Never the best at statistics but the study was really helpful for understanding what conditions allow for best survival of released fish.

The massive difference between summer and winter/spring survival was interesting. The water temperatures in the study which was done in the Gulf are higher than typical here for winter and spring. Maybe the higher surface water temperature is as debilitating as the barotrauma or warmer temperatures make barotrauma worse? More sharks in summer?

Overall, encouraging that there was a high rate of survival at those depths no matter what release method was used except in summer. Seems worth the trouble to use the descending device, especially in summer.

Thank you for the confirmation. Often, I am left with calling them little gray birds.

Yes, the phalaropes do, literally, spin around.

Krill sounds right for what they were feeding on. Big enough to be interesting, too small to see from 50 feet.

I think elevated water temps in general should explain the increased summer mortality since there is a direct and inverse relationship between temp and dissolved oxygen… but the “spring” being the highest survival does seem a little odd, not sure what to make of that.

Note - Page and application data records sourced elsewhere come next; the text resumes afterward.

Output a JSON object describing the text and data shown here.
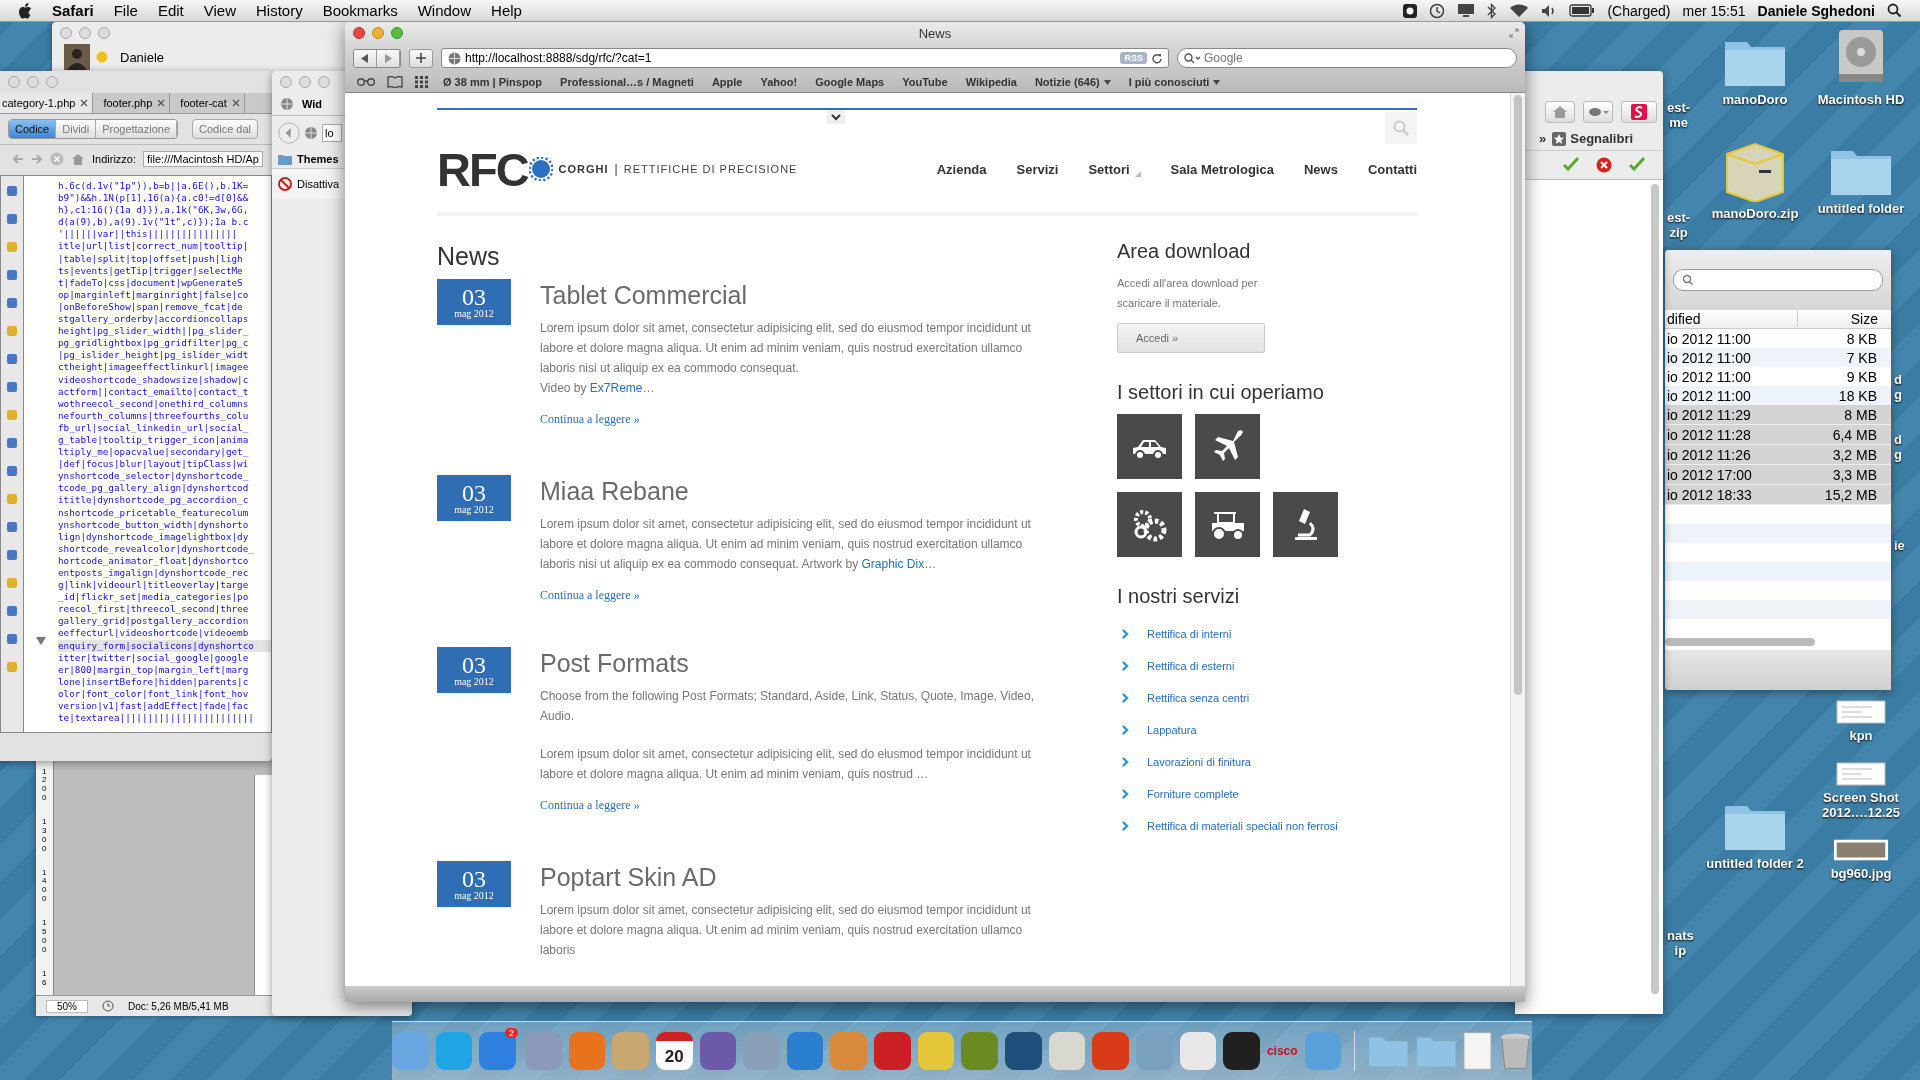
{
  "menubar": {
    "app": "Safari",
    "menus": [
      "File",
      "Edit",
      "View",
      "History",
      "Bookmarks",
      "Window",
      "Help"
    ],
    "battery": "(Charged)",
    "clock": "mer 15:51",
    "user": "Daniele Sghedoni"
  },
  "chat_window": {
    "name": "Daniele"
  },
  "editor": {
    "tabs": [
      {
        "label": "category-1.php",
        "selected": true
      },
      {
        "label": "footer.php",
        "selected": false
      },
      {
        "label": "footer-cat",
        "selected": false
      }
    ],
    "views": [
      {
        "label": "Codice",
        "selected": true
      },
      {
        "label": "Dividi",
        "selected": false
      },
      {
        "label": "Progettazione",
        "selected": false
      }
    ],
    "live_button": "Codice dal",
    "address_label": "Indirizzo:",
    "address": "file:///Macintosh HD/Ap",
    "code_lines": [
      {
        "text": "h.6c(d.1v(\"1p\")),b=b||a.6E(),b.1K=",
        "selected": false
      },
      {
        "text": "b9\")&&h.1N(p[1],16(a){a.c0!=d[0]&&",
        "selected": false
      },
      {
        "text": "h},c1:16(){1a d}}),a.1k(\"6K,3w,6G,",
        "selected": false
      },
      {
        "text": "d(a(9),b),a(9).1v(\"1t\",c)});1a b.c",
        "selected": false
      },
      {
        "text": "'||||||var||this||||||||||||||||",
        "selected": false
      },
      {
        "text": "itle|url|list|correct_num|tooltip|",
        "selected": false
      },
      {
        "text": "|table|split|top|offset|push|ligh",
        "selected": false
      },
      {
        "text": "ts|events|getTip|trigger|selectMe",
        "selected": false
      },
      {
        "text": "t|fadeTo|css|document|wpGenerateS",
        "selected": false
      },
      {
        "text": "op|marginleft|marginright|false|co",
        "selected": false
      },
      {
        "text": "|onBeforeShow|span|remove_fcat|de",
        "selected": false
      },
      {
        "text": "stgallery_orderby|accordioncollaps",
        "selected": false
      },
      {
        "text": "height|pg_slider_width||pg_slider_",
        "selected": false
      },
      {
        "text": "pg_gridlightbox|pg_gridfilter|pg_c",
        "selected": false
      },
      {
        "text": "|pg_islider_height|pg_islider_widt",
        "selected": false
      },
      {
        "text": "ctheight|imageeffectlinkurl|imagee",
        "selected": false
      },
      {
        "text": "videoshortcode_shadowsize|shadow|c",
        "selected": false
      },
      {
        "text": "actform||contact_emailto|contact_t",
        "selected": false
      },
      {
        "text": "wothreecol_second|onethird_columns",
        "selected": false
      },
      {
        "text": "nefourth_columns|threefourths_colu",
        "selected": false
      },
      {
        "text": "fb_url|social_linkedin_url|social_",
        "selected": false
      },
      {
        "text": "g_table|tooltip_trigger_icon|anima",
        "selected": false
      },
      {
        "text": "ltiply_me|opacvalue|secondary|get_",
        "selected": false
      },
      {
        "text": "|def|focus|blur|layout|tipClass|wi",
        "selected": false
      },
      {
        "text": "ynshortcode_selector|dynshortcode_",
        "selected": false
      },
      {
        "text": "tcode_pg_gallery_align|dynshortcod",
        "selected": false
      },
      {
        "text": "ititle|dynshortcode_pg_accordion_c",
        "selected": false
      },
      {
        "text": "nshortcode_pricetable_featurecolum",
        "selected": false
      },
      {
        "text": "ynshortcode_button_width|dynshorto",
        "selected": false
      },
      {
        "text": "lign|dynshortcode_imagelightbox|dy",
        "selected": false
      },
      {
        "text": "shortcode_revealcolor|dynshortcode_",
        "selected": false
      },
      {
        "text": "hortcode_animator_float|dynshortco",
        "selected": false
      },
      {
        "text": "entposts_imgalign|dynshortcode_rec",
        "selected": false
      },
      {
        "text": "g|link|videourl|titleoverlay|targe",
        "selected": false
      },
      {
        "text": "_id|flickr_set|media_categories|po",
        "selected": false
      },
      {
        "text": "reecol_first|threecol_second|three",
        "selected": false
      },
      {
        "text": "gallery_grid|postgallery_accordion",
        "selected": false
      },
      {
        "text": "eeffecturl|videoshortcode|videoemb",
        "selected": false
      },
      {
        "text": "enquiry_form|socialicons|dynshortco",
        "selected": true
      },
      {
        "text": "itter|twitter|social_google|google",
        "selected": false
      },
      {
        "text": "er|800|margin_top|margin_left|marg",
        "selected": false
      },
      {
        "text": "lone|insertBefore|hidden|parents|c",
        "selected": false
      },
      {
        "text": "olor|font_color|font_link|font_hov",
        "selected": false
      },
      {
        "text": "version|v1|fast|addEffect|fade|fac",
        "selected": false
      },
      {
        "text": "te|textarea||||||||||||||||||||||||",
        "selected": false
      }
    ],
    "ruler_marks": [
      "1200",
      "1300",
      "1400",
      "1500",
      "16"
    ],
    "zoom": "50%",
    "doc_size": "Doc: 5,26 MB/5,41 MB"
  },
  "mid_window": {
    "tab": "Wid",
    "address": "lo",
    "bookmark": "Themes",
    "notice": "Disattiva"
  },
  "safari": {
    "title": "News",
    "url": "http://localhost:8888/sdg/rfc/?cat=1",
    "rss": "RSS",
    "search_placeholder": "Google",
    "bookmarks": [
      {
        "label": "Ø 38 mm | Pinspop",
        "menu": false
      },
      {
        "label": "Professional…s / Magneti",
        "menu": false
      },
      {
        "label": "Apple",
        "menu": false
      },
      {
        "label": "Yahoo!",
        "menu": false
      },
      {
        "label": "Google Maps",
        "menu": false
      },
      {
        "label": "YouTube",
        "menu": false
      },
      {
        "label": "Wikipedia",
        "menu": false
      },
      {
        "label": "Notizie (646)",
        "menu": true
      },
      {
        "label": "I più conosciuti",
        "menu": true
      }
    ]
  },
  "site": {
    "logo": "RFC",
    "brand": "CORGHI",
    "separator": "|",
    "tagline": "RETTIFICHE DI PRECISIONE",
    "nav": [
      {
        "label": "Azienda",
        "submenu": false
      },
      {
        "label": "Servizi",
        "submenu": false
      },
      {
        "label": "Settori",
        "submenu": true
      },
      {
        "label": "Sala Metrologica",
        "submenu": false
      },
      {
        "label": "News",
        "submenu": false
      },
      {
        "label": "Contatti",
        "submenu": false
      }
    ],
    "page_title": "News",
    "posts": [
      {
        "day": "03",
        "month": "mag 2012",
        "title": "Tablet Commercial",
        "more": "Continua a leggere »",
        "paragraphs": [
          {
            "kind": "text",
            "text": "Lorem ipsum dolor sit amet, consectetur adipisicing elit, sed do eiusmod tempor incididunt ut labore et dolore magna aliqua. Ut enim ad minim veniam, quis nostrud exercitation ullamco laboris nisi ut aliquip ex ea commodo consequat."
          },
          {
            "kind": "credit",
            "text": "Video by ",
            "link": "Ex7Reme",
            "after": "…"
          }
        ]
      },
      {
        "day": "03",
        "month": "mag 2012",
        "title": "Miaa Rebane",
        "more": "Continua a leggere »",
        "paragraphs": [
          {
            "kind": "text",
            "text": "Lorem ipsum dolor sit amet, consectetur adipisicing elit, sed do eiusmod tempor incididunt ut labore et dolore magna aliqua. Ut enim ad minim veniam, quis nostrud exercitation ullamco laboris nisi ut aliquip ex ea commodo consequat. Artwork by ",
            "link": "Graphic Dix",
            "after": "…"
          }
        ]
      },
      {
        "day": "03",
        "month": "mag 2012",
        "title": "Post Formats",
        "more": "Continua a leggere »",
        "paragraphs": [
          {
            "kind": "text",
            "text": "Choose from the following Post Formats; Standard, Aside, Link, Status, Quote, Image, Video, Audio."
          },
          {
            "kind": "text",
            "text": "Lorem ipsum dolor sit amet, consectetur adipisicing elit, sed do eiusmod tempor incididunt ut labore et dolore magna aliqua. Ut enim ad minim veniam, quis nostrud …"
          }
        ]
      },
      {
        "day": "03",
        "month": "mag 2012",
        "title": "Poptart Skin AD",
        "paragraphs": [
          {
            "kind": "text",
            "text": "Lorem ipsum dolor sit amet, consectetur adipisicing elit, sed do eiusmod tempor incididunt ut labore et dolore magna aliqua. Ut enim ad minim veniam, quis nostrud exercitation ullamco laboris"
          }
        ]
      }
    ],
    "download": {
      "title": "Area download",
      "text": "Accedi all'area download per scaricare il materiale.",
      "button": "Accedi »"
    },
    "sectors_title": "I settori in cui operiamo",
    "services_title": "I nostri servizi",
    "services": [
      "Rettifica di interni",
      "Rettifica di esterni",
      "Rettifica senza centri",
      "Lappatura",
      "Lavorazioni di finitura",
      "Forniture complete",
      "Rettifica di materiali speciali non ferrosi"
    ]
  },
  "right_window": {
    "chevron": "»",
    "bookmarks": "Segnalibri"
  },
  "finder": {
    "columns": [
      "dified",
      "Size"
    ],
    "rows": [
      {
        "date": "io 2012 11:00",
        "size": "8 KB",
        "selected": false
      },
      {
        "date": "io 2012 11:00",
        "size": "7 KB",
        "selected": false
      },
      {
        "date": "io 2012 11:00",
        "size": "9 KB",
        "selected": false
      },
      {
        "date": "io 2012 11:00",
        "size": "18 KB",
        "selected": false
      },
      {
        "date": "io 2012 11:29",
        "size": "8 MB",
        "selected": true
      },
      {
        "date": "io 2012 11:28",
        "size": "6,4 MB",
        "selected": true
      },
      {
        "date": "io 2012 11:26",
        "size": "3,2 MB",
        "selected": true
      },
      {
        "date": "io 2012 17:00",
        "size": "3,3 MB",
        "selected": true
      },
      {
        "date": "io 2012 18:33",
        "size": "15,2 MB",
        "selected": true
      }
    ]
  },
  "desktop_icons": [
    {
      "kind": "folder",
      "label": "manoDoro"
    },
    {
      "kind": "disk",
      "label": "Macintosh HD"
    },
    {
      "kind": "zip",
      "label": "manoDoro.zip"
    },
    {
      "kind": "folder",
      "label": "untitled folder"
    },
    {
      "kind": "doc",
      "label": "kpn"
    },
    {
      "kind": "doc",
      "label": "Screen Shot 2012….12.25"
    },
    {
      "kind": "folder",
      "label": "untitled folder 2"
    },
    {
      "kind": "image",
      "label": "bg960.jpg"
    }
  ],
  "label_fragments": [
    [
      "est-",
      "me"
    ],
    [
      "est-",
      "zip"
    ],
    [
      "d",
      "g"
    ],
    [
      "d",
      "g"
    ],
    [
      "ie"
    ],
    [
      "nats",
      "ip"
    ]
  ],
  "dock": {
    "badge": "2",
    "calendar_day": "20",
    "cisco": "cisco"
  }
}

Accelerometers can tell when a fish has been picked up by a bigger, faster swimming fish, but I didn’t read deeply enough to see if they mentioned predation vs exhaustion as COD


Resident biologist doing work in here. Thanks baba